Assemblymember-elect Lester Chang insisted he does meet the residency requirements to serve in his new southern Brooklyn district on Saturday after the Assembly announced it would investigate claims that he did not live in the borough for long enough to meet the prerequisite.
“Until my wife passed in 2019, I lived with her in a Manhattan apartment,” Chang said amid chants of “Lester won!” at a Dec. 10 press conference in Sunset Park. “Even then, I still had residence here in Brooklyn. It was my childhood home, I never left.”
Chang, a Republican, defeated longtime Democratic incumbent Peter Abbate in Assembly District 49 last month — but within days, some opponents had raised questions about the Assemblymember-elect’s address. According to state law, Chang would’ve had to have lived in Brooklyn for a full year before the Nov. 8 general election but, according to City & State, he voted in lower Manhattan last fall, not in Brooklyn, indicating to some critics that he may have been living out of the borough at the time.
With urging from local politicians and the Brooklyn Democratic Party, Assembly Speaker Carl Heastie announced last week that the body’s judiciary committee would investigate Chang’s residency and pass its findings on to the incoming Assembly in January. If the committee found that Chang did not meet residency requirements, the Assembly could vote not to seat him — which would likely prompt a special election.
“I want to point out that the Assembly committee questioning my Brooklyn residency mailed their letters to me at my home address in Brooklyn,” Chang said. “I am personally offended that anyone would challenge my honor and integrity.
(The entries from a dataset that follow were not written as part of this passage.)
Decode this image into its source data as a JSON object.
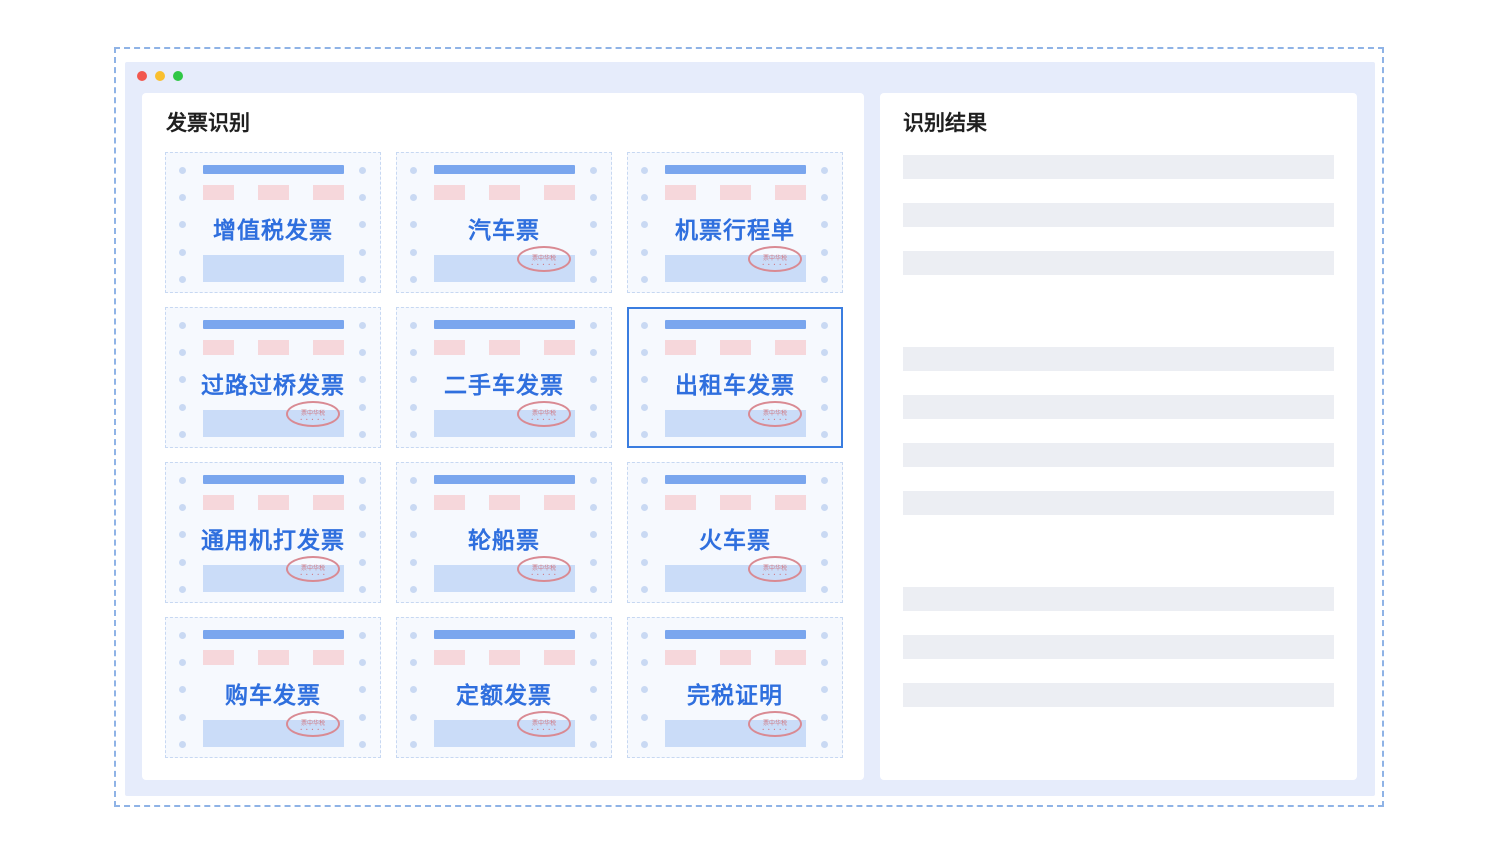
{
  "left_panel": {
    "title": "发票识别"
  },
  "right_panel": {
    "title": "识别结果"
  },
  "stamp_text": "票中华税",
  "stamp_stars": "• • • • •",
  "cards": [
    {
      "label": "增值税发票",
      "stamp": false,
      "selected": false
    },
    {
      "label": "汽车票",
      "stamp": true,
      "selected": false
    },
    {
      "label": "机票行程单",
      "stamp": true,
      "selected": false
    },
    {
      "label": "过路过桥发票",
      "stamp": true,
      "selected": false
    },
    {
      "label": "二手车发票",
      "stamp": true,
      "selected": false
    },
    {
      "label": "出租车发票",
      "stamp": true,
      "selected": true
    },
    {
      "label": "通用机打发票",
      "stamp": true,
      "selected": false
    },
    {
      "label": "轮船票",
      "stamp": true,
      "selected": false
    },
    {
      "label": "火车票",
      "stamp": true,
      "selected": false
    },
    {
      "label": "购车发票",
      "stamp": true,
      "selected": false
    },
    {
      "label": "定额发票",
      "stamp": true,
      "selected": false
    },
    {
      "label": "完税证明",
      "stamp": true,
      "selected": false
    }
  ],
  "colors": {
    "accent": "#3a7de0",
    "label": "#2f6fde",
    "window_bg": "#e6ecfb",
    "stamp": "#d98a93"
  }
}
I pledge to you that I will fight to see that your will, that your voice that was expressed on Election Day is heard.”
The Assemblymember-elect was joined by his lawyer, John Ciampoli, members of the Brooklyn GOP, and former mayoral candidate and Guardian Angels Founder Curtis Sliwa. Chang, a Navy veteran, has run for office twice before — once in 2016 in a lower Manhattan Assembly district, and again in 2020 in a state Senate district that encompassed parts of northern Brooklyn and lower Manhattan. In past years, candidates would have had to live in the district they’re running in for at least a year — the restrictions were loosened this year due to redistricting.
“After my wife passed, I spent more and more time in my Brooklyn home,” Chang said. “Life required me to be there to care for my mother, who is now 95 years old. She is frail and not in good health. By November 7 of 2022, it was without question that Brooklyn was my primary residence.”
During the COVID-19 pandemic, Chang said, he was called up by the New York Naval Militia to serve in Manhattan, where he was stationed at the Jacob Javits Convention Center on Manhattan’s west side. The vaccination site at the Javits Center, which was staffed by National Guard and Naval Militia members, closed in July 2021. Whenever possible during that time, Chang said, he returned to Brooklyn.
Ciampoli, an election lawyer and former Nassau County counsel and state Senate legislative counsel, bashed the investigation — claiming the Assembly has not shared any specific complaints with he or Chang.
“We don’t know who complained, we don’t know what the complaint is, we don’t know what the facts are that the complaint is based on — how can you begin to say that this is fair – that this isn’t a hit job?” Ciampoli said.
The lawyer also accused the current Assembly of doing the job of the incoming class of Assemblymembers —including Chang — who will be seated in January. Heastie ordered the judiciary committee to complete the investigation by the end of the month and pass it on to the new Assembly class “for consideration,” according to a Dec. 2 statement.
“There’s a rush here, in case somebody was looking for that sign of what’s going on … let’s do this quick, so the man can’t put his evidence up,” Ciampoli said. “I have a small mountain of documents that Lester’s gotten to me, I haven’t even been able to look at them. This man grew up here, he lives here, he lived here at the time that’s relevant to the legal test.”
Michael Whyland, communications director for the New York State Assembly, said the body has been asking Chang “informally and now by invitation” to show that he meets the residency requirements for three weeks — and he has yet to do so.
“Instead of all his inflammatory statements, accusations of racism, and mischaracterizations he should just provide proof that he meets these constitutional requirements of residing in the county for 12 months prior to the election, something that anyone should be able to do with relative ease,” Whyland told Brooklyn Paper. “It’s just that simple.”